Memory is a primitive piece of Wisdom. You need to be able to accurately recognize and characterize a situation in order to make a good decision about what to do next. Simulation is a more advanced piece of Wisdom. Simulation allows you to imagine how to create something in the future that is different than the current situation. Prospection: Experiencing the Future in Science describes how Simulation relates to SelfLove in creating more favorable outcomes. It makes the point that by default we're not that great at Simulation and illustrates some of the reasons why predictions often go awry. I love this quote:

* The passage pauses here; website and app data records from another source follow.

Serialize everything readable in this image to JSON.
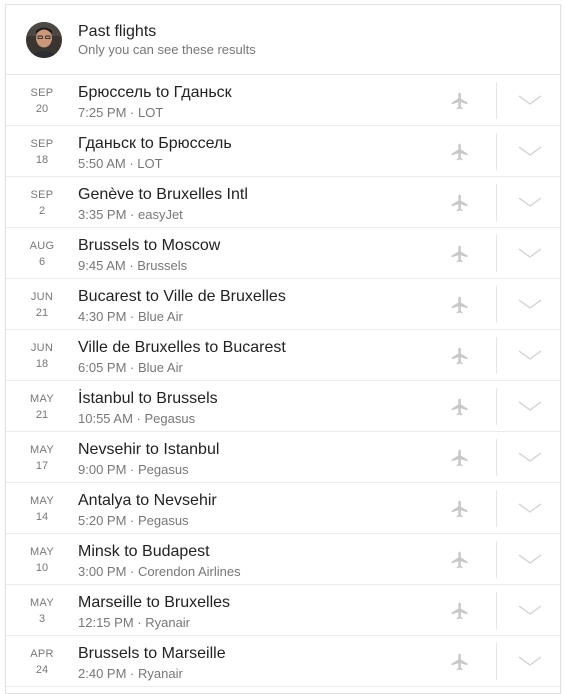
{
  "header": {
    "title": "Past flights",
    "subtitle": "Only you can see these results"
  },
  "icons": {
    "flight": "flight-icon",
    "expand": "chevron-down-icon"
  },
  "colors": {
    "icon": "#c8c8c8",
    "chevron": "#d6d6d6",
    "text_primary": "#222222",
    "text_secondary": "#777777"
  },
  "flights": [
    {
      "month": "SEP",
      "day": "20",
      "route": "Брюссель to Гданьск",
      "time": "7:25 PM",
      "airline": "LOT"
    },
    {
      "month": "SEP",
      "day": "18",
      "route": "Гданьск to Брюссель",
      "time": "5:50 AM",
      "airline": "LOT"
    },
    {
      "month": "SEP",
      "day": "2",
      "route": "Genève to Bruxelles Intl",
      "time": "3:35 PM",
      "airline": "easyJet"
    },
    {
      "month": "AUG",
      "day": "6",
      "route": "Brussels to Moscow",
      "time": "9:45 AM",
      "airline": "Brussels"
    },
    {
      "month": "JUN",
      "day": "21",
      "route": "Bucarest to Ville de Bruxelles",
      "time": "4:30 PM",
      "airline": "Blue Air"
    },
    {
      "month": "JUN",
      "day": "18",
      "route": "Ville de Bruxelles to Bucarest",
      "time": "6:05 PM",
      "airline": "Blue Air"
    },
    {
      "month": "MAY",
      "day": "21",
      "route": "İstanbul to Brussels",
      "time": "10:55 AM",
      "airline": "Pegasus"
    },
    {
      "month": "MAY",
      "day": "17",
      "route": "Nevsehir to Istanbul",
      "time": "9:00 PM",
      "airline": "Pegasus"
    },
    {
      "month": "MAY",
      "day": "14",
      "route": "Antalya to Nevsehir",
      "time": "5:20 PM",
      "airline": "Pegasus"
    },
    {
      "month": "MAY",
      "day": "10",
      "route": "Minsk to Budapest",
      "time": "3:00 PM",
      "airline": "Corendon Airlines"
    },
    {
      "month": "MAY",
      "day": "3",
      "route": "Marseille to Bruxelles",
      "time": "12:15 PM",
      "airline": "Ryanair"
    },
    {
      "month": "APR",
      "day": "24",
      "route": "Brussels to Marseille",
      "time": "2:40 PM",
      "airline": "Ryanair"
    }
  ]
}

- "All animals are on a voyage through time, navigating toward futures that promote their survival and away from futures that threaten it. Pleasure and pain are the stars by which they steer. When animals experience pleasure they hold a steady course, and when they experience pain they tack. With a bit of practice, most animals learn to associate pleasures and pains with their antecedents---the smell of an approaching predator or the call of a beckoning mate---which enables them to steer toward pleasure and away from pain before they actually experience either."